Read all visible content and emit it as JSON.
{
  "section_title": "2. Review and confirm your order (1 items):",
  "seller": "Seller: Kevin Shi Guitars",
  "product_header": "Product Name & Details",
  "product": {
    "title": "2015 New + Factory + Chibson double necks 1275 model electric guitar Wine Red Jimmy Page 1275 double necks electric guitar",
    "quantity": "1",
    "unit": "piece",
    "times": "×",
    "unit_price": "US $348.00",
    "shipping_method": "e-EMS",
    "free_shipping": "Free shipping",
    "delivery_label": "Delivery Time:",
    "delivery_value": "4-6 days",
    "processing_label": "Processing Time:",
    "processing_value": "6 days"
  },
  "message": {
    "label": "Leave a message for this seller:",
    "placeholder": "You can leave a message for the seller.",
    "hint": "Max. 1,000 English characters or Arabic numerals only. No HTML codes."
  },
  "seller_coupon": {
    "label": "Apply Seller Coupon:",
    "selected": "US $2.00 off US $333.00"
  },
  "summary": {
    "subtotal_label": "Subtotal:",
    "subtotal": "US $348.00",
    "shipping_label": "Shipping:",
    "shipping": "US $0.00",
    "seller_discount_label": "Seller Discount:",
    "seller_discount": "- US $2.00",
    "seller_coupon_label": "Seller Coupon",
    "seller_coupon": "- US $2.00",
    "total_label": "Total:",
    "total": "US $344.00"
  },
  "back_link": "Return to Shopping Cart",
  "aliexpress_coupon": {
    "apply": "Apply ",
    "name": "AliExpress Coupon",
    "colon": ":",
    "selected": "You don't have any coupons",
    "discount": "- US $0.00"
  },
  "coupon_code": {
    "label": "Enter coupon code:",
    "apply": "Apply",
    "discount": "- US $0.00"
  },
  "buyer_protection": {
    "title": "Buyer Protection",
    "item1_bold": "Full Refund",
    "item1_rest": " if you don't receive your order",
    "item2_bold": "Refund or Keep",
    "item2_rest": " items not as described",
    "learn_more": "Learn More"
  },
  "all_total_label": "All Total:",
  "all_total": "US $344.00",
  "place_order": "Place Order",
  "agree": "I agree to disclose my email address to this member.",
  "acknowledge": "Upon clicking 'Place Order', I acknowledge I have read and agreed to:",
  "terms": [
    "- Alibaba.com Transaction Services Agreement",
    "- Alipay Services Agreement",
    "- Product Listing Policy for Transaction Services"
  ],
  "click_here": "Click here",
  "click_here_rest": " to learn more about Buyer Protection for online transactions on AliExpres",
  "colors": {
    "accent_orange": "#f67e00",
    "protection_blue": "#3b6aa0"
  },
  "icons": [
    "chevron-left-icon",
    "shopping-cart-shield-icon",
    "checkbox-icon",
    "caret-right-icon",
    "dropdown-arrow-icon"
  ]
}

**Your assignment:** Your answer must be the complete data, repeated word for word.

**Final answer:**
Read all visible content and emit it as JSON.
{
  "section_title": "2. Review and confirm your order (1 items):",
  "seller": "Seller: Kevin Shi Guitars",
  "product_header": "Product Name & Details",
  "product": {
    "title": "2015 New + Factory + Chibson double necks 1275 model electric guitar Wine Red Jimmy Page 1275 double necks electric guitar",
    "quantity": "1",
    "unit": "piece",
    "times": "×",
    "unit_price": "US $348.00",
    "shipping_method": "e-EMS",
    "free_shipping": "Free shipping",
    "delivery_label": "Delivery Time:",
    "delivery_value": "4-6 days",
    "processing_label": "Processing Time:",
    "processing_value": "6 days"
  },
  "message": {
    "label": "Leave a message for this seller:",
    "placeholder": "You can leave a message for the seller.",
    "hint": "Max. 1,000 English characters or Arabic numerals only. No HTML codes."
  },
  "seller_coupon": {
    "label": "Apply Seller Coupon:",
    "selected": "US $2.00 off US $333.00"
  },
  "summary": {
    "subtotal_label": "Subtotal:",
    "subtotal": "US $348.00",
    "shipping_label": "Shipping:",
    "shipping": "US $0.00",
    "seller_discount_label": "Seller Discount:",
    "seller_discount": "- US $2.00",
    "seller_coupon_label": "Seller Coupon",
    "seller_coupon": "- US $2.00",
    "total_label": "Total:",
    "total": "US $344.00"
  },
  "back_link": "Return to Shopping Cart",
  "aliexpress_coupon": {
    "apply": "Apply ",
    "name": "AliExpress Coupon",
    "colon": ":",
    "selected": "You don't have any coupons",
    "discount": "- US $0.00"
  },
  "coupon_code": {
    "label": "Enter coupon code:",
    "apply": "Apply",
    "discount": "- US $0.00"
  },
  "buyer_protection": {
    "title": "Buyer Protection",
    "item1_bold": "Full Refund",
    "item1_rest": " if you don't receive your order",
    "item2_bold": "Refund or Keep",
    "item2_rest": " items not as described",
    "learn_more": "Learn More"
  },
  "all_total_label": "All Total:",
  "all_total": "US $344.00",
  "place_order": "Place Order",
  "agree": "I agree to disclose my email address to this member.",
  "acknowledge": "Upon clicking 'Place Order', I acknowledge I have read and agreed to:",
  "terms": [
    "- Alibaba.com Transaction Services Agreement",
    "- Alipay Services Agreement",
    "- Product Listing Policy for Transaction Services"
  ],
  "click_here": "Click here",
  "click_here_rest": " to learn more about Buyer Protection for online transactions on AliExpres",
  "colors": {
    "accent_orange": "#f67e00",
    "protection_blue": "#3b6aa0"
  },
  "icons": [
    "chevron-left-icon",
    "shopping-cart-shield-icon",
    "checkbox-icon",
    "caret-right-icon",
    "dropdown-arrow-icon"
  ]
}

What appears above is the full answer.